> [What the exercise asks]:
Where "values" appears in a line of the entries below, that line should be copied.
=== Begin Enclosure ===
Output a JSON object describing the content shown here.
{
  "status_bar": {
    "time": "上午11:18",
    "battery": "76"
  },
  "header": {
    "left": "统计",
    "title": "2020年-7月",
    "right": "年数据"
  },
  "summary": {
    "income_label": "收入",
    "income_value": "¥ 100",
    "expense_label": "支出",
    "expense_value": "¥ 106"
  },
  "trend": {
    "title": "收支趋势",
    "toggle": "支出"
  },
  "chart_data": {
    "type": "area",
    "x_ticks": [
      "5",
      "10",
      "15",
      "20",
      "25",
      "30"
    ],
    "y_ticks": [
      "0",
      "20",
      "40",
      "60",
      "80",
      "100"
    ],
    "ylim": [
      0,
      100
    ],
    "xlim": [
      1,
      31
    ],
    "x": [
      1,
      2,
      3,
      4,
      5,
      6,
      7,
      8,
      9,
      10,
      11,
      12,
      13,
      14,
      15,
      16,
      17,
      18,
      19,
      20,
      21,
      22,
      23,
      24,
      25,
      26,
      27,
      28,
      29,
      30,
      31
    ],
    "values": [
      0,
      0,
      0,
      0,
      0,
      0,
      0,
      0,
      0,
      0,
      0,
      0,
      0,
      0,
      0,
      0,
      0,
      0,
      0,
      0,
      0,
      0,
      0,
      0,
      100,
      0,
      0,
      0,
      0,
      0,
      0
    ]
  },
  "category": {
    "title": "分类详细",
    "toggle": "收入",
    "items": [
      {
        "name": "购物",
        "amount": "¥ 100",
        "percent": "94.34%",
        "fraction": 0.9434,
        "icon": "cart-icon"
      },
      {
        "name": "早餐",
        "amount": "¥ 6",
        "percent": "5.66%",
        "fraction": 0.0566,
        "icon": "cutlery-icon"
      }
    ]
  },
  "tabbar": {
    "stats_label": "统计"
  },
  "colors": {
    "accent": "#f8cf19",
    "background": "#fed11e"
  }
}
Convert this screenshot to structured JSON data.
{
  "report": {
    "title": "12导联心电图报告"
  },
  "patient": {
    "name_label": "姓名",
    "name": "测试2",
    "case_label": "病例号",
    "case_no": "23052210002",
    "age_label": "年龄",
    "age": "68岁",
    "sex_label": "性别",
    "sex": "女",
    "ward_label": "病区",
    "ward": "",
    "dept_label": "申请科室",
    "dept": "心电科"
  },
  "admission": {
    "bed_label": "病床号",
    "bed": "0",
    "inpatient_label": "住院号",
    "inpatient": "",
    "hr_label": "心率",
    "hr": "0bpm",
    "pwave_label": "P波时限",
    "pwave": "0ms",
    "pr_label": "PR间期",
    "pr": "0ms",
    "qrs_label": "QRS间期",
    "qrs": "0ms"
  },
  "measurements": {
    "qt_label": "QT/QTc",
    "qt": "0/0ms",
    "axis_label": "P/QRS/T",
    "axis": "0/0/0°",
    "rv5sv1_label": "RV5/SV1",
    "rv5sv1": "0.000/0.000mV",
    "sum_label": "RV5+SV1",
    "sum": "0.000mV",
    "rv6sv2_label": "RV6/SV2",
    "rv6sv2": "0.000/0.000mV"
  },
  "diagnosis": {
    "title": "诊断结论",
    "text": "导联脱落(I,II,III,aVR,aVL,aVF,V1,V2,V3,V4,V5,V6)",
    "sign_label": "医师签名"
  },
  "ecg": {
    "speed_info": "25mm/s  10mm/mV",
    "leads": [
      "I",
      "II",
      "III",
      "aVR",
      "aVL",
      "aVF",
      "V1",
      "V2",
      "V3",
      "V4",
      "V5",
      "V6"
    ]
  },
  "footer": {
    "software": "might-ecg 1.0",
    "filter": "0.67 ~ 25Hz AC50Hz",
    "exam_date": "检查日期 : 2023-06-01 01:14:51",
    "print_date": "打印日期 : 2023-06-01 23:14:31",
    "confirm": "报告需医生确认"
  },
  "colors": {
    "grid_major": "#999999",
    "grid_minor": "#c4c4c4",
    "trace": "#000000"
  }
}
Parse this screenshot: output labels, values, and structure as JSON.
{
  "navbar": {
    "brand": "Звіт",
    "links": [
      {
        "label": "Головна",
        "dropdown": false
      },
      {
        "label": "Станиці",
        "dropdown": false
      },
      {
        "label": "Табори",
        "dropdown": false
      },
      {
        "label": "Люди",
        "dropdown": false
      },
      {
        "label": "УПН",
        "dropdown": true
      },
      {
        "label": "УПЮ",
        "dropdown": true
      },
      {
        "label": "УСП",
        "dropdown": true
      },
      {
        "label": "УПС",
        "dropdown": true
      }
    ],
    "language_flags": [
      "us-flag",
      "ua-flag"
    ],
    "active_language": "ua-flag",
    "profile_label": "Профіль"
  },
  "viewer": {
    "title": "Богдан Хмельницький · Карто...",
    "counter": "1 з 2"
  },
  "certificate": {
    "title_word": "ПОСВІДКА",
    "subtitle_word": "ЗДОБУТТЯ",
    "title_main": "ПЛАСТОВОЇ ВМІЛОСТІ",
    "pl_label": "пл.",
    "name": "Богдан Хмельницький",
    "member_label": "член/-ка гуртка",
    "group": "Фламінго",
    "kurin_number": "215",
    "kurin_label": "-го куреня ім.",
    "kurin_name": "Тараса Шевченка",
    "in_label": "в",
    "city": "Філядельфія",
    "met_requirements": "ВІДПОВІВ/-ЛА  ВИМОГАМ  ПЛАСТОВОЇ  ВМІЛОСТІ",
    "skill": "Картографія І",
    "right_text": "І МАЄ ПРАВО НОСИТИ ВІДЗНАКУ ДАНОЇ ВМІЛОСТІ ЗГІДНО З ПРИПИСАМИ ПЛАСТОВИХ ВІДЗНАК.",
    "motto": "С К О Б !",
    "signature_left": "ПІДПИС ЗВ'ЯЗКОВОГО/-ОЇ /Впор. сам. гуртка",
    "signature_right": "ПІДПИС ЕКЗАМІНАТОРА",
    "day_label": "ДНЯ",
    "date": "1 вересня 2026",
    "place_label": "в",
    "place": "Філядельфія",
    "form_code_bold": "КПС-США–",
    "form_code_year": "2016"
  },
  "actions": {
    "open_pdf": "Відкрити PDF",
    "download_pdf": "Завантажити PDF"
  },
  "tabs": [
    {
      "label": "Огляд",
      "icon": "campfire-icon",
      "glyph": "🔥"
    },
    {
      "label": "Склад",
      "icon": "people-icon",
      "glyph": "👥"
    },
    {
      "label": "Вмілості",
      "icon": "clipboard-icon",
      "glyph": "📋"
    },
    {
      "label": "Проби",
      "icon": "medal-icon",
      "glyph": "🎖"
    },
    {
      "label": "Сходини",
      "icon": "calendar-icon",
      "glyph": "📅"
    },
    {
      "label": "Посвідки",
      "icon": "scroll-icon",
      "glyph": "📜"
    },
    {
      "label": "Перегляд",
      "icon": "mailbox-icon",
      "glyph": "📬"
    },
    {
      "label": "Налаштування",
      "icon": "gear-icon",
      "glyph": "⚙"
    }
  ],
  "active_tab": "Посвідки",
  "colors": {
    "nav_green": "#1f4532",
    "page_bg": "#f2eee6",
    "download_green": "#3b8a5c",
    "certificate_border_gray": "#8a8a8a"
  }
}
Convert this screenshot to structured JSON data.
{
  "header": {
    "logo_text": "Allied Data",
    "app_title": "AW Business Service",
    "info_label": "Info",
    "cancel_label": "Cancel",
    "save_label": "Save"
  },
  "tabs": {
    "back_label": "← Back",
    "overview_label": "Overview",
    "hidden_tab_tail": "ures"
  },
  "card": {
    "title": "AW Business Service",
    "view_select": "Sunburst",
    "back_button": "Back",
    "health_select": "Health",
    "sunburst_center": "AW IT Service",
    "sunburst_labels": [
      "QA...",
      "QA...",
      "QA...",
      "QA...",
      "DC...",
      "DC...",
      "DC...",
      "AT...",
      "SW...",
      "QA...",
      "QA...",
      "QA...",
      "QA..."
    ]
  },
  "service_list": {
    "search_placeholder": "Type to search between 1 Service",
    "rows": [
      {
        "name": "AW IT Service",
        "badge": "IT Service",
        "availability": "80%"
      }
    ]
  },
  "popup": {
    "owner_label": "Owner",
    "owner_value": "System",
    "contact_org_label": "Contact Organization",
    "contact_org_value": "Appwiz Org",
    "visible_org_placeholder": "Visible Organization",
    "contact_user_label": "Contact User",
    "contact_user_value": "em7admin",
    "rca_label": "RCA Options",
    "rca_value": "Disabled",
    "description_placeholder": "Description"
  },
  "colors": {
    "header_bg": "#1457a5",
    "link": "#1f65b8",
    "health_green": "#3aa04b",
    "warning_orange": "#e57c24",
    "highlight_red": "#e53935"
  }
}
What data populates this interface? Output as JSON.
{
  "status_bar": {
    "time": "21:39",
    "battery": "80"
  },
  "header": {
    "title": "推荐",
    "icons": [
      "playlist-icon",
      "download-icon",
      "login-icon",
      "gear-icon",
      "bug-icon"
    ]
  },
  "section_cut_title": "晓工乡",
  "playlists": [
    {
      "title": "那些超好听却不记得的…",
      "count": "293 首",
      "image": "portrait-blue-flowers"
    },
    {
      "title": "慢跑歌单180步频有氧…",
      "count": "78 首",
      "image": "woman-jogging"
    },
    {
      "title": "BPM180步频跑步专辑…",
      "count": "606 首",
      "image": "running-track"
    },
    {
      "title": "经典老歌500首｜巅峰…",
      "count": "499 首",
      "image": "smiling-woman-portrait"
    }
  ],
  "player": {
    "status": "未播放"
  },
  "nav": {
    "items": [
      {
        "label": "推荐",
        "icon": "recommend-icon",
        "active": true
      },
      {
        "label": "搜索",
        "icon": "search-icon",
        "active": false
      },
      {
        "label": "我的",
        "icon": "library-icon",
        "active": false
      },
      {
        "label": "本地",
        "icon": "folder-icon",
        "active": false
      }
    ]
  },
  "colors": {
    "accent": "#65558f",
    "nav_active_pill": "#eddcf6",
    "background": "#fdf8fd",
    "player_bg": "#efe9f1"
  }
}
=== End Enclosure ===
> [Result of this exercise]:
    "values": [
Parse this screenshot: output labels, values, and structure as JSON.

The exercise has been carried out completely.